Muscle atrophy made things even worse as he resigned himself to this fate in his mid-60s.
This was going to be his retirement.
Perhaps the most frustrating part was not being able to keep up with his grandchildren or even feel safe carrying them upstairs.
“I just thought I’d have to get used to having a limited lifestyle,” he said. “I used to walk 2 or 3 miles a couple times a week but the walking became very uncomfortable because I really had to concentrate on lifting my foot up.”
His life changed when he met Cheryl Till, a geriatric-certified physical therapist at Texas Health Arlington Memorial. Till was hosting a seminar on balance one day but Neuman asked her afterwards if she could help him with his nerve damage.
She assured him that they could get his muscles back up to strength with the proper exercises. Neuman got the referral from his doctor and started the rehabilitation process in January.
Till doesn’t take no for an answer — instead she finds something that will motivate the patient, a goal she can use as a carrot.
“They say, ‘I’m a geriatric patient.’ No. No. No. You can get that back at any age but more importantly as a person ages you have to push it harder,” she said.
Neuman’s goal was to get his active lifestyle back.
He started with a yellow resistance belt, the easiest, doing simple exercises to bring strength back to his toes and ankles. Over a matter of months he moved up to black belt, the strongest belt.
“We started with high reps and low loads to give input to the muscles but not cause diminished overall function,” Till said. “I didn’t want to work him so hard that he then had to be off his feet for two days.”
When he used to walk, he’d feel like he was on unstable ground but it was because his ankles were rolling over without him knowing it. He started wearing skateboarding shoes to slowly help him regain his balance.
He did learn to walk again, even without being able to feel his feet. Till had him practice standing flat with his eyes closed so he could teach himself how to balance, the key to juggling.

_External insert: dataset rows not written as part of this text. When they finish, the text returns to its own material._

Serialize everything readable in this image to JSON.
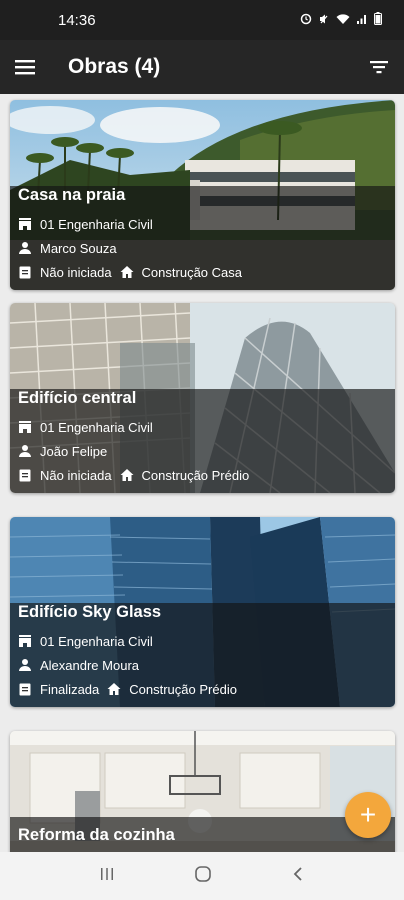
{
  "status": {
    "time": "14:36"
  },
  "app_bar": {
    "title": "Obras (4)"
  },
  "cards": [
    {
      "name": "Casa na praia",
      "company": "01 Engenharia Civil",
      "responsible": "Marco Souza",
      "status": "Não iniciada",
      "type": "Construção Casa"
    },
    {
      "name": "Edifício central",
      "company": "01 Engenharia Civil",
      "responsible": "João Felipe",
      "status": "Não iniciada",
      "type": "Construção Prédio"
    },
    {
      "name": "Edifício Sky Glass",
      "company": "01 Engenharia Civil",
      "responsible": "Alexandre Moura",
      "status": "Finalizada",
      "type": "Construção Prédio"
    },
    {
      "name": "Reforma da cozinha"
    }
  ],
  "fab": {
    "label": "+",
    "color": "#f3a73c"
  },
  "icons": [
    "menu-icon",
    "filter-icon",
    "company-icon",
    "person-icon",
    "clipboard-icon",
    "home-icon",
    "add-icon",
    "recents-icon",
    "home-nav-icon",
    "back-icon"
  ]
}
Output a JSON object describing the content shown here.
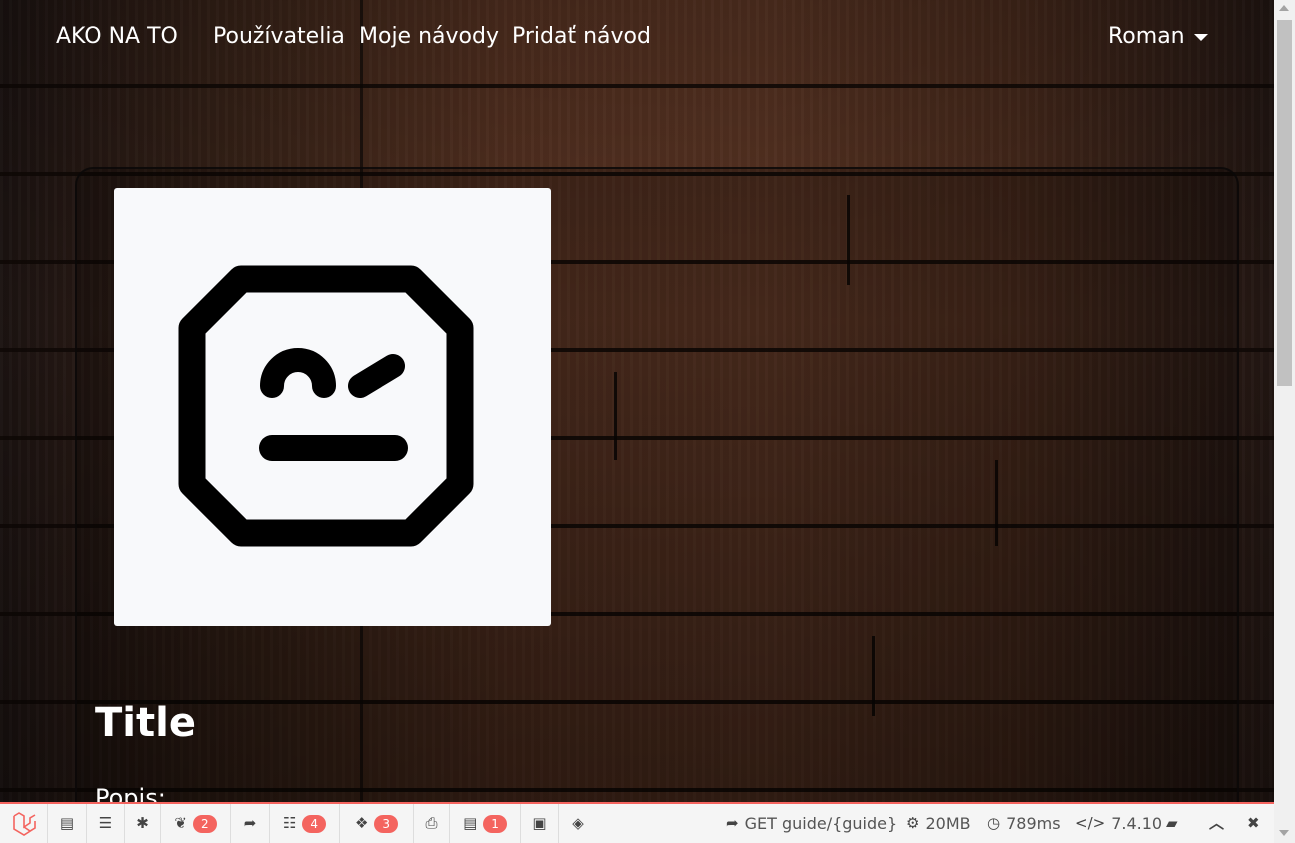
{
  "nav": {
    "brand": "AKO NA TO",
    "links": [
      "Používatelia",
      "Moje návody",
      "Pridať návod"
    ],
    "user": "Roman"
  },
  "content": {
    "title": "Title",
    "description_label": "Popis:",
    "image_icon": "robot-face-icon"
  },
  "debugbar": {
    "counts": {
      "messages": "2",
      "queries": "4",
      "models": "3",
      "views": "1"
    },
    "route": "GET guide/{guide}",
    "memory": "20MB",
    "time": "789ms",
    "version": "7.4.10",
    "accent_color": "#f4645f"
  }
}
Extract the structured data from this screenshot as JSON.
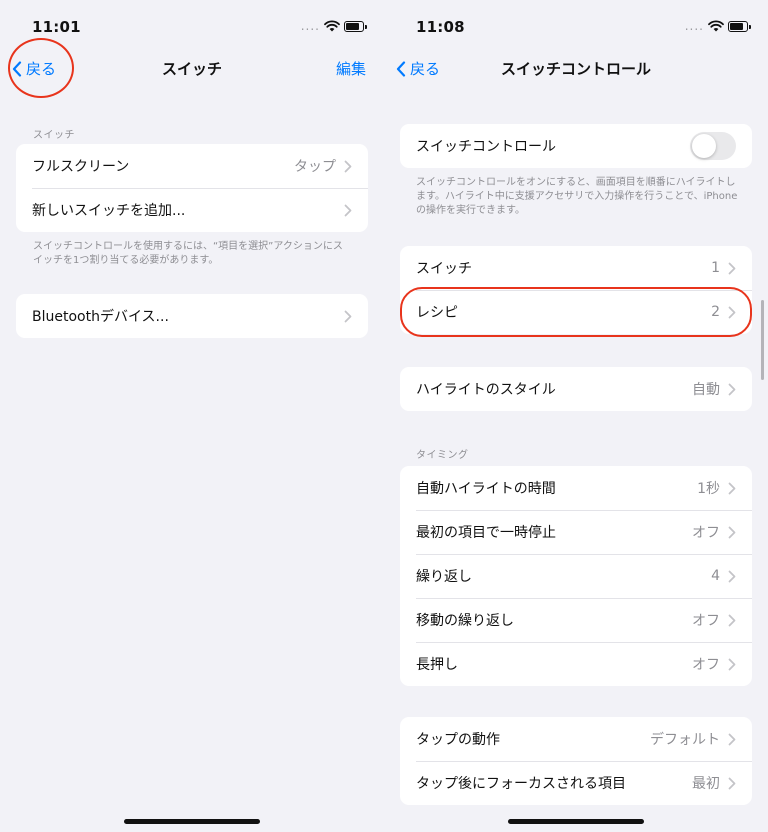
{
  "left": {
    "status": {
      "time": "11:01"
    },
    "nav": {
      "back": "戻る",
      "title": "スイッチ",
      "action": "編集"
    },
    "section_label": "スイッチ",
    "rows": [
      {
        "label": "フルスクリーン",
        "value": "タップ"
      },
      {
        "label": "新しいスイッチを追加..."
      }
    ],
    "footnote": "スイッチコントロールを使用するには、“項目を選択”アクションにスイッチを1つ割り当てる必要があります。",
    "bluetooth": {
      "label": "Bluetoothデバイス..."
    }
  },
  "right": {
    "status": {
      "time": "11:08"
    },
    "nav": {
      "back": "戻る",
      "title": "スイッチコントロール"
    },
    "main_toggle": {
      "label": "スイッチコントロール",
      "on": false
    },
    "toggle_footnote": "スイッチコントロールをオンにすると、画面項目を順番にハイライトします。ハイライト中に支援アクセサリで入力操作を行うことで、iPhoneの操作を実行できます。",
    "group1": [
      {
        "label": "スイッチ",
        "value": "1"
      },
      {
        "label": "レシピ",
        "value": "2"
      }
    ],
    "highlight_style": {
      "label": "ハイライトのスタイル",
      "value": "自動"
    },
    "timing_label": "タイミング",
    "timing": [
      {
        "label": "自動ハイライトの時間",
        "value": "1秒"
      },
      {
        "label": "最初の項目で一時停止",
        "value": "オフ"
      },
      {
        "label": "繰り返し",
        "value": "4"
      },
      {
        "label": "移動の繰り返し",
        "value": "オフ"
      },
      {
        "label": "長押し",
        "value": "オフ"
      }
    ],
    "tap": [
      {
        "label": "タップの動作",
        "value": "デフォルト"
      },
      {
        "label": "タップ後にフォーカスされる項目",
        "value": "最初"
      }
    ]
  },
  "colors": {
    "accent": "#007aff",
    "annotation": "#e8341c",
    "background": "#f2f2f7"
  }
}
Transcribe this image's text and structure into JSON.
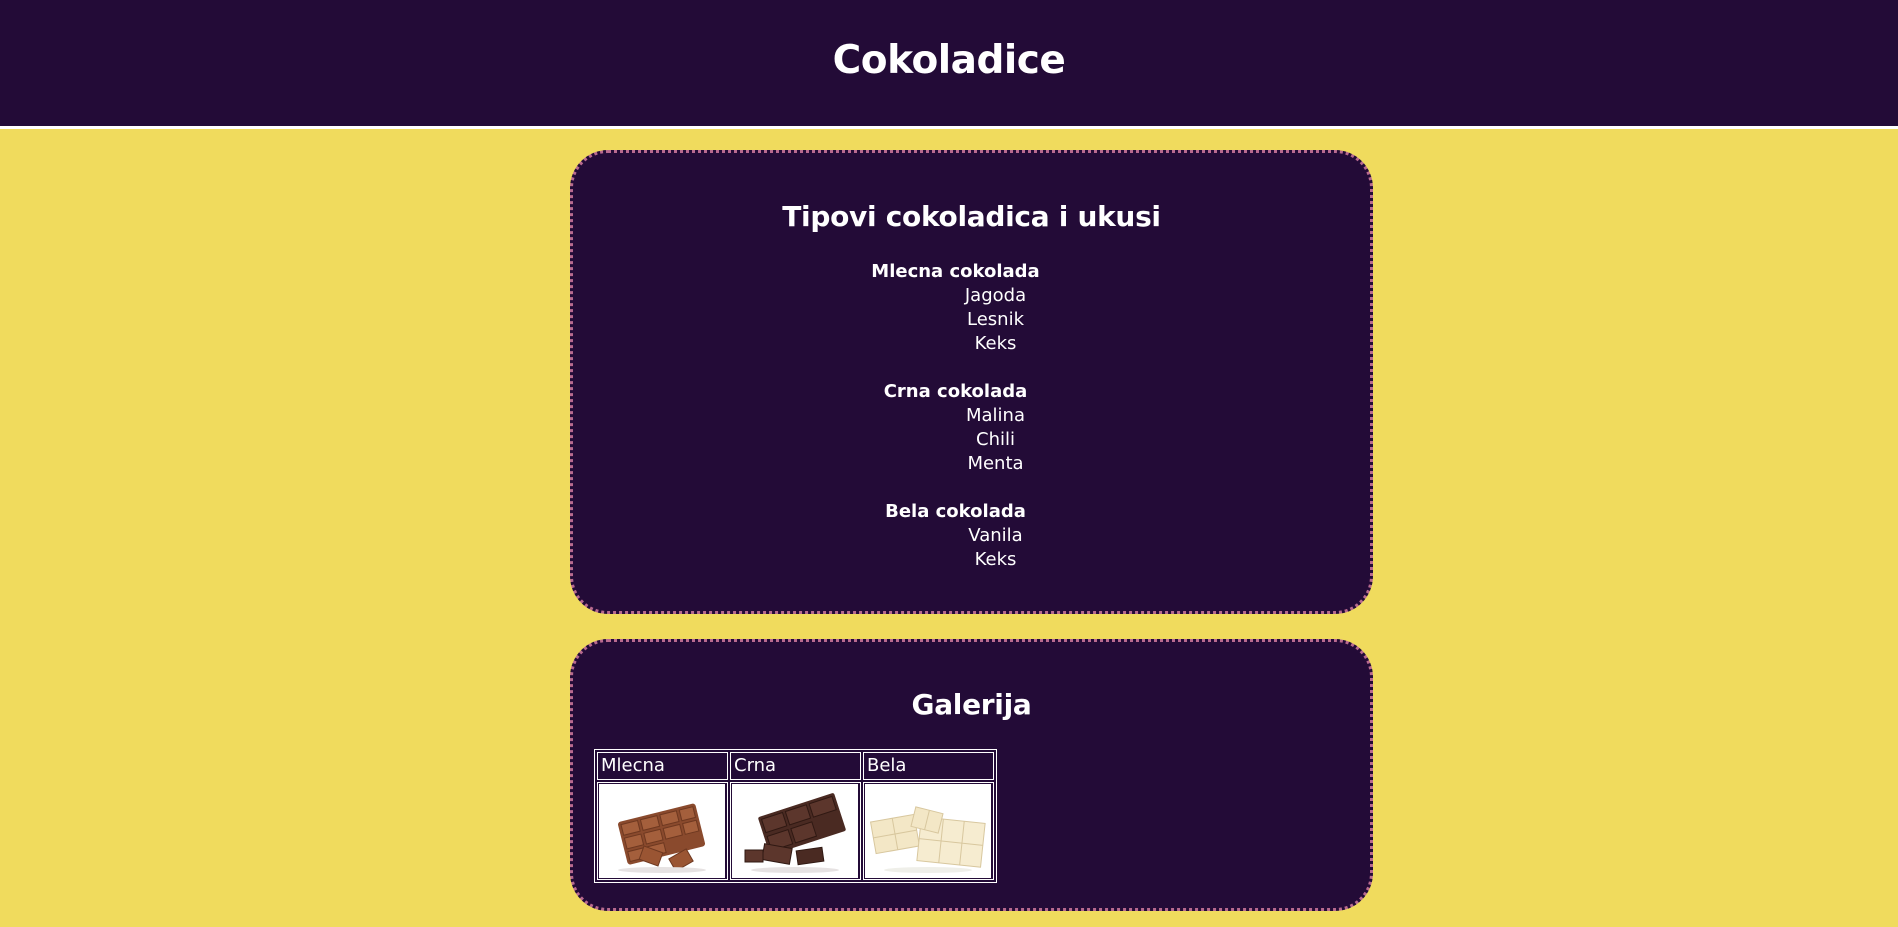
{
  "header": {
    "title": "Cokoladice"
  },
  "types_section": {
    "heading": "Tipovi cokoladica i ukusi",
    "groups": [
      {
        "name": "Mlecna cokolada",
        "flavors": [
          "Jagoda",
          "Lesnik",
          "Keks"
        ]
      },
      {
        "name": "Crna cokolada",
        "flavors": [
          "Malina",
          "Chili",
          "Menta"
        ]
      },
      {
        "name": "Bela cokolada",
        "flavors": [
          "Vanila",
          "Keks"
        ]
      }
    ]
  },
  "gallery_section": {
    "heading": "Galerija",
    "columns": [
      {
        "label": "Mlecna",
        "image": "milk-chocolate-image"
      },
      {
        "label": "Crna",
        "image": "dark-chocolate-image"
      },
      {
        "label": "Bela",
        "image": "white-chocolate-image"
      }
    ]
  },
  "colors": {
    "page_background": "#f0db5d",
    "panel_background": "#230b37",
    "panel_border": "#b86a8f",
    "text": "#ffffff"
  }
}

“Our body is able to counteract for something below the knees,” Till said. “If he can uptrain the inner ear, he can uptrain his joints so he’s concentrating on that, you can compensate for that.”
It’s similar to how a blind person heightens the other senses.
Now 11 months later, Neuman is back to bicycling, kayaking and juggling. He’s teaching a juggling class to special needs students at Special Connexion 2, an adult day camp run by Advocates for Special People.
“I never thought I’d be able to juggle again,” he said. “I was very discouraged. I used to go to several juggling events around the country every year. That was a big part of my life.”
Now, his only regret is not doing physical therapy sooner.
For Till, these success stories are a testament to the human body and spirit.
“Every day it’s amazing,” she said.